What needs to be done> Print the records below exactly as they appear. Omit all pictures.

Data for processing>
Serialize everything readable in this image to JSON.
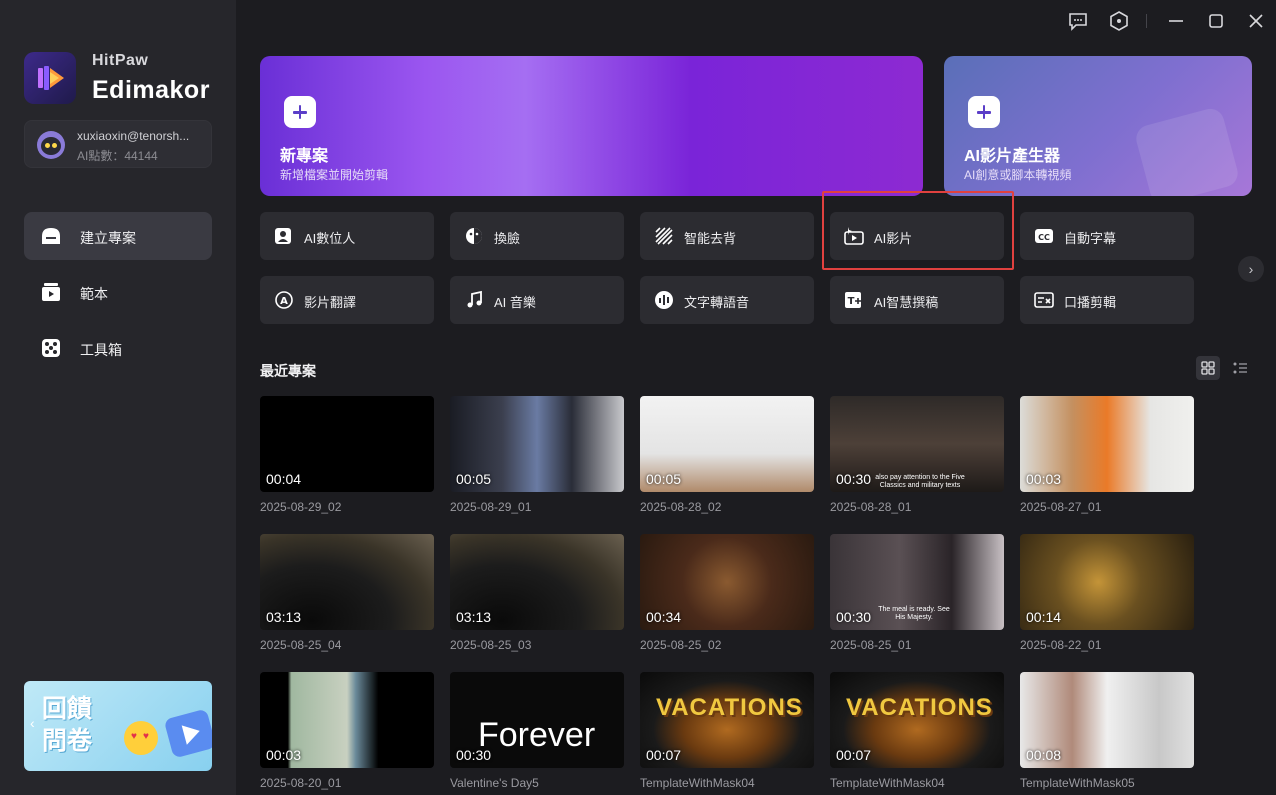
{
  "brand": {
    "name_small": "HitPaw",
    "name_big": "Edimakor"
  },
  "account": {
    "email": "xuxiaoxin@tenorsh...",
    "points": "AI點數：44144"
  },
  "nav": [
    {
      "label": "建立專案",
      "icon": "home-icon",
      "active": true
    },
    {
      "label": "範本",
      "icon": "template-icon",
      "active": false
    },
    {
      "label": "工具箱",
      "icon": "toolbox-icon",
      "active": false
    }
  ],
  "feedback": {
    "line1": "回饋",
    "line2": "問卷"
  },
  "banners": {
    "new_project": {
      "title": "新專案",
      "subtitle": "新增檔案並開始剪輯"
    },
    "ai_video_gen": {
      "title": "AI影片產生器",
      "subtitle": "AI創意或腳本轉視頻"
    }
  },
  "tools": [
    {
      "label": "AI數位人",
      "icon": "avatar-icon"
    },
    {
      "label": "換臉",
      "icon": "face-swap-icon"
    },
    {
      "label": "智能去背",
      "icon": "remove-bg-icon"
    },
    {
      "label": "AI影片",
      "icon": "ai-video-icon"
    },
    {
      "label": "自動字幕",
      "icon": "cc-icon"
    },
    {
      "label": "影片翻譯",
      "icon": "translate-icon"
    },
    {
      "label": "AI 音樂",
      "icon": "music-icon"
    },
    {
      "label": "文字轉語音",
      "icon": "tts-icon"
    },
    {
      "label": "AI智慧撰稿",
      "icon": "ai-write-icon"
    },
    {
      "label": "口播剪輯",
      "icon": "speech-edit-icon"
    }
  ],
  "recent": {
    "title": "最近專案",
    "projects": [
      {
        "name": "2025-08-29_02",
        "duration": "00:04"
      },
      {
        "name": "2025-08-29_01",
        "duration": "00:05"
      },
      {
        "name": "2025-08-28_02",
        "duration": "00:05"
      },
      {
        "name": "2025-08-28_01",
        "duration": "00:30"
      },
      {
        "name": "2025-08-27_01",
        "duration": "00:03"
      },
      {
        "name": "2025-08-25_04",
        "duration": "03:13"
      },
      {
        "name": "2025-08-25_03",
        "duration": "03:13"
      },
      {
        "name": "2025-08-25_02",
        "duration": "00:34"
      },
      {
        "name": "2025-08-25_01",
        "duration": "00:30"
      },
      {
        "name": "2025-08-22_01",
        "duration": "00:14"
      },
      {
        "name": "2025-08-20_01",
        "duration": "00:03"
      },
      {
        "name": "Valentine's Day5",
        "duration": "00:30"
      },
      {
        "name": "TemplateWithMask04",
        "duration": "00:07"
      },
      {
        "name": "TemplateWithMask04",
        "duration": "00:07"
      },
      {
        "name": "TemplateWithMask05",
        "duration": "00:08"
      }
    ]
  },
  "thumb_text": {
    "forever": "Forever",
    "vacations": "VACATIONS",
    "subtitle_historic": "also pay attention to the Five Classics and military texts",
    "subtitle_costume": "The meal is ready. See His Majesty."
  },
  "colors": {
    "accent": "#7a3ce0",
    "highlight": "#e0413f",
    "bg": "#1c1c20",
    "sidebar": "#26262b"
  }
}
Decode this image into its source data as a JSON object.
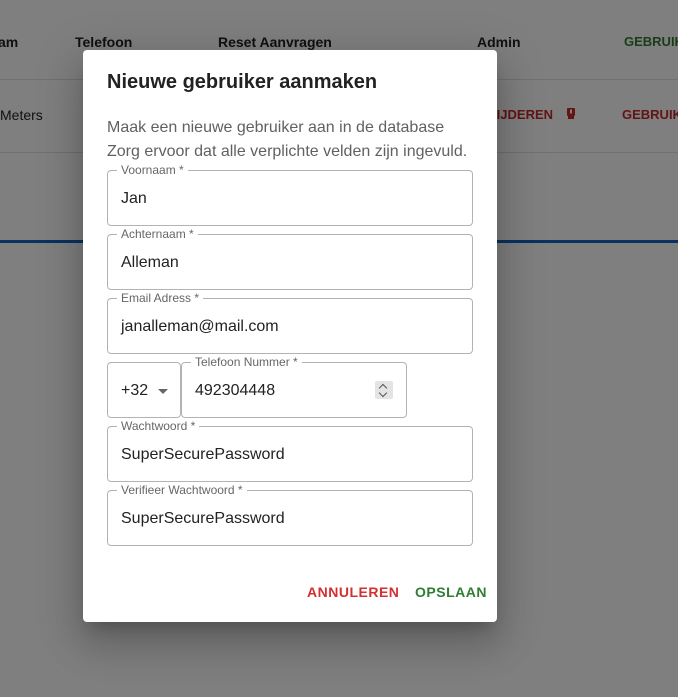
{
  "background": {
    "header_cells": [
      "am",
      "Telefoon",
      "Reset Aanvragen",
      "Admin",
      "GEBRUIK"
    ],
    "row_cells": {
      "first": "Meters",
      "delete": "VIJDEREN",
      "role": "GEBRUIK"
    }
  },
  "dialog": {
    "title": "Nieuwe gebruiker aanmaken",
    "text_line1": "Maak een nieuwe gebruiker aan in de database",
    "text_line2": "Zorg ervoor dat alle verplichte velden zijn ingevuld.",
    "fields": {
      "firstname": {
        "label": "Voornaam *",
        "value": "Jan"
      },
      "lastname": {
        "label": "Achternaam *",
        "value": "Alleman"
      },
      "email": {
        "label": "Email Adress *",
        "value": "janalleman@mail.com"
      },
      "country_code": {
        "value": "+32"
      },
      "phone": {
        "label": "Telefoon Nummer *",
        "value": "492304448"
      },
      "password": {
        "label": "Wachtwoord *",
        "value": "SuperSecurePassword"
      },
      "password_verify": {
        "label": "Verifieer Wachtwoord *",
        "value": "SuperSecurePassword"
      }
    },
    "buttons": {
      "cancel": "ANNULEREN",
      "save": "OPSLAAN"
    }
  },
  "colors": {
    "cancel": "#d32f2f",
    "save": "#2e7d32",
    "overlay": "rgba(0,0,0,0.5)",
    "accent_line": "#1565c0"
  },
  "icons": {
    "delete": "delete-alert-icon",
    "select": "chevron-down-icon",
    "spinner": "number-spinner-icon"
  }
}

Solution to the problem>
Serialize everything readable in this image to JSON.
{
  "brand": {
    "name_small": "HitPaw",
    "name_big": "Edimakor"
  },
  "account": {
    "email": "xuxiaoxin@tenorsh...",
    "points": "AI點數：44144"
  },
  "nav": [
    {
      "label": "建立專案",
      "icon": "home-icon",
      "active": true
    },
    {
      "label": "範本",
      "icon": "template-icon",
      "active": false
    },
    {
      "label": "工具箱",
      "icon": "toolbox-icon",
      "active": false
    }
  ],
  "feedback": {
    "line1": "回饋",
    "line2": "問卷"
  },
  "banners": {
    "new_project": {
      "title": "新專案",
      "subtitle": "新增檔案並開始剪輯"
    },
    "ai_video_gen": {
      "title": "AI影片產生器",
      "subtitle": "AI創意或腳本轉視頻"
    }
  },
  "tools": [
    {
      "label": "AI數位人",
      "icon": "avatar-icon"
    },
    {
      "label": "換臉",
      "icon": "face-swap-icon"
    },
    {
      "label": "智能去背",
      "icon": "remove-bg-icon"
    },
    {
      "label": "AI影片",
      "icon": "ai-video-icon"
    },
    {
      "label": "自動字幕",
      "icon": "cc-icon"
    },
    {
      "label": "影片翻譯",
      "icon": "translate-icon"
    },
    {
      "label": "AI 音樂",
      "icon": "music-icon"
    },
    {
      "label": "文字轉語音",
      "icon": "tts-icon"
    },
    {
      "label": "AI智慧撰稿",
      "icon": "ai-write-icon"
    },
    {
      "label": "口播剪輯",
      "icon": "speech-edit-icon"
    }
  ],
  "recent": {
    "title": "最近專案",
    "projects": [
      {
        "name": "2025-08-29_02",
        "duration": "00:04"
      },
      {
        "name": "2025-08-29_01",
        "duration": "00:05"
      },
      {
        "name": "2025-08-28_02",
        "duration": "00:05"
      },
      {
        "name": "2025-08-28_01",
        "duration": "00:30"
      },
      {
        "name": "2025-08-27_01",
        "duration": "00:03"
      },
      {
        "name": "2025-08-25_04",
        "duration": "03:13"
      },
      {
        "name": "2025-08-25_03",
        "duration": "03:13"
      },
      {
        "name": "2025-08-25_02",
        "duration": "00:34"
      },
      {
        "name": "2025-08-25_01",
        "duration": "00:30"
      },
      {
        "name": "2025-08-22_01",
        "duration": "00:14"
      },
      {
        "name": "2025-08-20_01",
        "duration": "00:03"
      },
      {
        "name": "Valentine's Day5",
        "duration": "00:30"
      },
      {
        "name": "TemplateWithMask04",
        "duration": "00:07"
      },
      {
        "name": "TemplateWithMask04",
        "duration": "00:07"
      },
      {
        "name": "TemplateWithMask05",
        "duration": "00:08"
      }
    ]
  },
  "thumb_text": {
    "forever": "Forever",
    "vacations": "VACATIONS",
    "subtitle_historic": "also pay attention to the Five Classics and military texts",
    "subtitle_costume": "The meal is ready. See His Majesty."
  },
  "colors": {
    "accent": "#7a3ce0",
    "highlight": "#e0413f",
    "bg": "#1c1c20",
    "sidebar": "#26262b"
  }
}
Decode this image into its source data as a JSON object.
{
  "background": {
    "header_cells": [
      "am",
      "Telefoon",
      "Reset Aanvragen",
      "Admin",
      "GEBRUIK"
    ],
    "row_cells": {
      "first": "Meters",
      "delete": "VIJDEREN",
      "role": "GEBRUIK"
    }
  },
  "dialog": {
    "title": "Nieuwe gebruiker aanmaken",
    "text_line1": "Maak een nieuwe gebruiker aan in de database",
    "text_line2": "Zorg ervoor dat alle verplichte velden zijn ingevuld.",
    "fields": {
      "firstname": {
        "label": "Voornaam *",
        "value": "Jan"
      },
      "lastname": {
        "label": "Achternaam *",
        "value": "Alleman"
      },
      "email": {
        "label": "Email Adress *",
        "value": "janalleman@mail.com"
      },
      "country_code": {
        "value": "+32"
      },
      "phone": {
        "label": "Telefoon Nummer *",
        "value": "492304448"
      },
      "password": {
        "label": "Wachtwoord *",
        "value": "SuperSecurePassword"
      },
      "password_verify": {
        "label": "Verifieer Wachtwoord *",
        "value": "SuperSecurePassword"
      }
    },
    "buttons": {
      "cancel": "ANNULEREN",
      "save": "OPSLAAN"
    }
  },
  "colors": {
    "cancel": "#d32f2f",
    "save": "#2e7d32",
    "overlay": "rgba(0,0,0,0.5)",
    "accent_line": "#1565c0"
  },
  "icons": {
    "delete": "delete-alert-icon",
    "select": "chevron-down-icon",
    "spinner": "number-spinner-icon"
  }
}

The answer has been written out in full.